Cooper Union, Rhodes College and Trinity University are particularly notable for their merit scholarships as of 2015, according to U.S. News & World Report. Each of the schools awarded merit scholarships to more than 40 percent of their undergraduate students in 2014-2015. Not all colleges in the U.S. offer merit-based aid to students, however, so it is important to talk to a prospective school's financial aid office before applying to find out what is available.
New York City's Cooper Union awards half-tuition scholarships to all undergraduates. Among the Cooper Union students who received the aid in 2014-2015, 68 percent of the students demonstrated no financial need. On top of merit scholarships, Cooper Union also offers additional aid to students based on demonstrated financial need.
Rhodes College in Memphis, Tennessee, offers merit awards to students based on individual talents and achievements. A total of 50.5 percent of the students in academic year 2014-2015 received merit scholarships without demonstrating any financial need. Rhodes College plans to offer seven different types of scholarships to incoming students in 2016-2017.
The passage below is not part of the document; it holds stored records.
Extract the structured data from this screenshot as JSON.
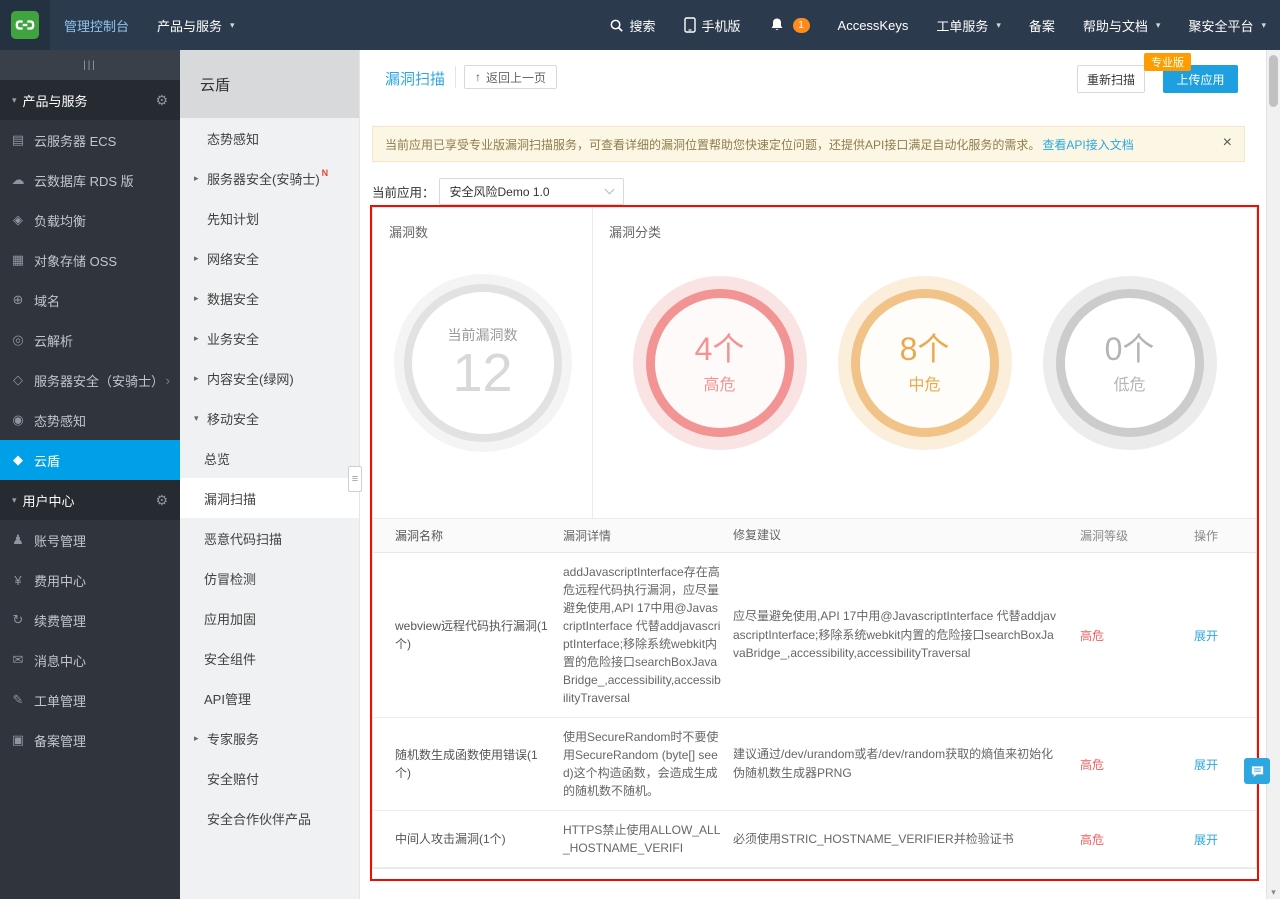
{
  "topnav": {
    "console": "管理控制台",
    "products": "产品与服务",
    "caret": "▾",
    "search": "搜索",
    "mobile": "手机版",
    "notification_count": "1",
    "accesskeys": "AccessKeys",
    "tickets": "工单服务",
    "beian": "备案",
    "help": "帮助与文档",
    "platform": "聚安全平台"
  },
  "sidebar": {
    "collapse": "|||",
    "gear": "⚙",
    "caret_down": "▾",
    "products_header": "产品与服务",
    "user_header": "用户中心",
    "items": [
      {
        "icon": "▤",
        "label": "云服务器 ECS"
      },
      {
        "icon": "☁",
        "label": "云数据库 RDS 版"
      },
      {
        "icon": "◈",
        "label": "负载均衡"
      },
      {
        "icon": "▦",
        "label": "对象存储 OSS"
      },
      {
        "icon": "⊕",
        "label": "域名"
      },
      {
        "icon": "◎",
        "label": "云解析"
      },
      {
        "icon": "◇",
        "label": "服务器安全（安骑士）",
        "arrow": "›"
      },
      {
        "icon": "◉",
        "label": "态势感知"
      },
      {
        "icon": "◆",
        "label": "云盾"
      }
    ],
    "user_items": [
      {
        "icon": "♟",
        "label": "账号管理"
      },
      {
        "icon": "¥",
        "label": "费用中心"
      },
      {
        "icon": "↻",
        "label": "续费管理"
      },
      {
        "icon": "✉",
        "label": "消息中心"
      },
      {
        "icon": "✎",
        "label": "工单管理"
      },
      {
        "icon": "▣",
        "label": "备案管理"
      }
    ]
  },
  "subsidebar": {
    "title": "云盾",
    "handle": "≡",
    "items": [
      {
        "label": "态势感知"
      },
      {
        "label": "服务器安全(安骑士)",
        "arrow": "▸",
        "badge": "N"
      },
      {
        "label": "先知计划"
      },
      {
        "label": "网络安全",
        "arrow": "▸"
      },
      {
        "label": "数据安全",
        "arrow": "▸"
      },
      {
        "label": "业务安全",
        "arrow": "▸"
      },
      {
        "label": "内容安全(绿网)",
        "arrow": "▸"
      },
      {
        "label": "移动安全",
        "arrow": "▾"
      },
      {
        "label": "总览"
      },
      {
        "label": "漏洞扫描"
      },
      {
        "label": "恶意代码扫描"
      },
      {
        "label": "仿冒检测"
      },
      {
        "label": "应用加固"
      },
      {
        "label": "安全组件"
      },
      {
        "label": "API管理"
      },
      {
        "label": "专家服务",
        "arrow": "▸"
      },
      {
        "label": "安全赔付"
      },
      {
        "label": "安全合作伙伴产品"
      }
    ]
  },
  "main": {
    "page_title": "漏洞扫描",
    "back_icon": "↑",
    "back_button": "返回上一页",
    "pro_badge": "专业版",
    "rescan_button": "重新扫描",
    "upload_button": "上传应用",
    "banner": {
      "text": "当前应用已享受专业版漏洞扫描服务，可查看详细的漏洞位置帮助您快速定位问题，还提供API接口满足自动化服务的需求。",
      "link": "查看API接入文档",
      "close": "×"
    },
    "app_selector": {
      "label": "当前应用：",
      "value": "安全风险Demo 1.0"
    },
    "stats": {
      "count_panel_title": "漏洞数",
      "count_label": "当前漏洞数",
      "count_value": "12",
      "category_panel_title": "漏洞分类",
      "categories": [
        {
          "count": "4个",
          "label": "高危",
          "color": "#f19493"
        },
        {
          "count": "8个",
          "label": "中危",
          "color": "#eba94f"
        },
        {
          "count": "0个",
          "label": "低危",
          "color": "#b5b5b5"
        }
      ]
    },
    "table": {
      "headers": [
        "漏洞名称",
        "漏洞详情",
        "修复建议",
        "漏洞等级",
        "操作"
      ],
      "rows": [
        {
          "name": "webview远程代码执行漏洞(1个)",
          "detail": "addJavascriptInterface存在高危远程代码执行漏洞，应尽量避免使用,API 17中用@JavascriptInterface 代替addjavascriptInterface;移除系统webkit内置的危险接口searchBoxJavaBridge_,accessibility,accessibilityTraversal",
          "fix": "应尽量避免使用,API 17中用@JavascriptInterface 代替addjavascriptInterface;移除系统webkit内置的危险接口searchBoxJavaBridge_,accessibility,accessibilityTraversal",
          "level": "高危",
          "action": "展开"
        },
        {
          "name": "随机数生成函数使用错误(1个)",
          "detail": "使用SecureRandom时不要使用SecureRandom (byte[] seed)这个构造函数，会造成生成的随机数不随机。",
          "fix": "建议通过/dev/urandom或者/dev/random获取的熵值来初始化伪随机数生成器PRNG",
          "level": "高危",
          "action": "展开"
        },
        {
          "name": "中间人攻击漏洞(1个)",
          "detail": "HTTPS禁止使用ALLOW_ALL_HOSTNAME_VERIFI",
          "fix": "必须使用STRIC_HOSTNAME_VERIFIER并检验证书",
          "level": "高危",
          "action": "展开"
        }
      ]
    }
  },
  "misc": {
    "scroll_down_arrow": "▾"
  }
}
Trinity University in San Antonio, Texas, says that all undergraduate students who apply to the institution are automatically considered for merit-based scholarships. The university determines these awards based on a student's official test scores and high school transcript information. Recipients of the Murchison Scholarship and other top students are invited to compete for the full-tuition Trinity Tower Scholarships during Trinity Tower Scholars Day.